He added that manufacturing firms, including those in the diverse metals and engineering (M&E) cluster of industries, are wary, as indices of business confidence and business expectations are gradually constricting, with the undesired potential of negatively impacting on competitiveness, investment, production and employment.
Ade said the Reserve Bank’s decision to ease monetary policy is welcome, given the need to stimulate consumer demand further and improve on an ever-gloomy domestic outlook in the medium term.
“The timing, against the backdrop of moderate official inflation numbers, is apt, given the need also to stimulate spending by over-indebted consumers with restrained purchasing power. Correspondingly, the dovish stance of the US Federal Reserve Bank, which has signalled possible rate cuts of as much as half a percentage point later this year, must have partly influenced the outcome by the Monetary Policy Committee members,” he said.
In conclusion, Ade said the lowered interest rates will reduce borrowing costs of direct investors and domestic companies within the M&E cluster, thus benefitting key industries which are drivers of its domestic demand and supply patterns and boosting overall demand for its intermediate products, towards better production levels.
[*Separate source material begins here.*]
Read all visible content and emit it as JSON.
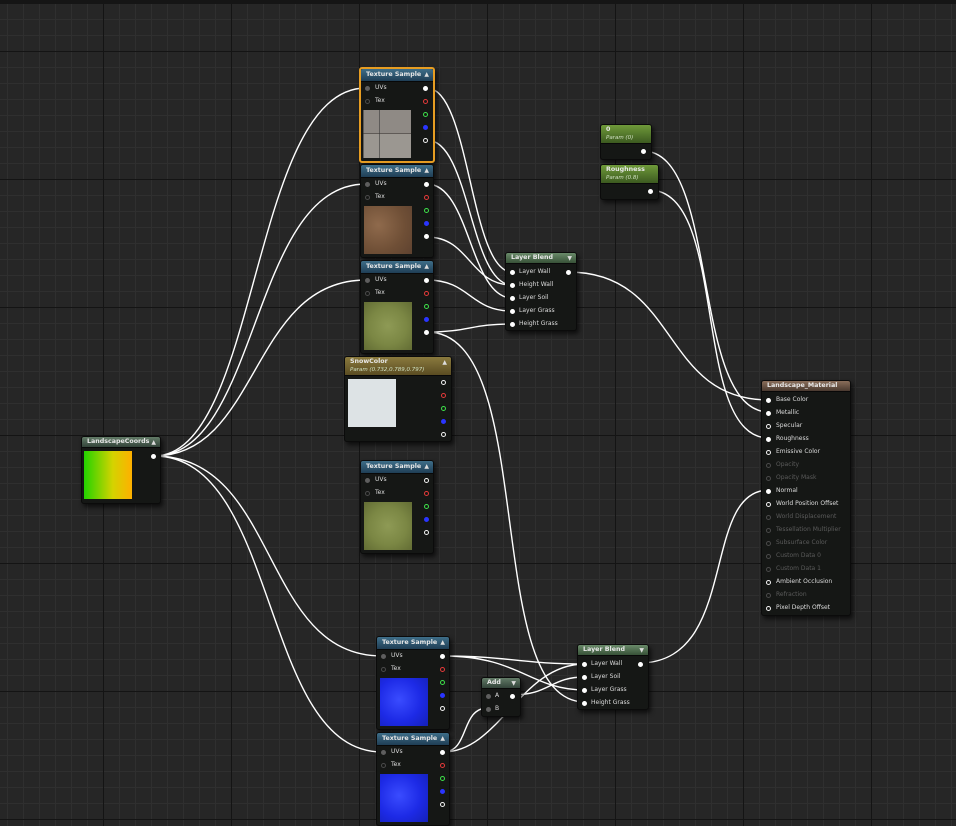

Moreover, it will help struggling companies to mitigate production costs, offset rising petrol prices and losses arising from pricey intermediate imports and provide a basis for an improved differential for businesses faced with ever-fluctuating selling price inflation.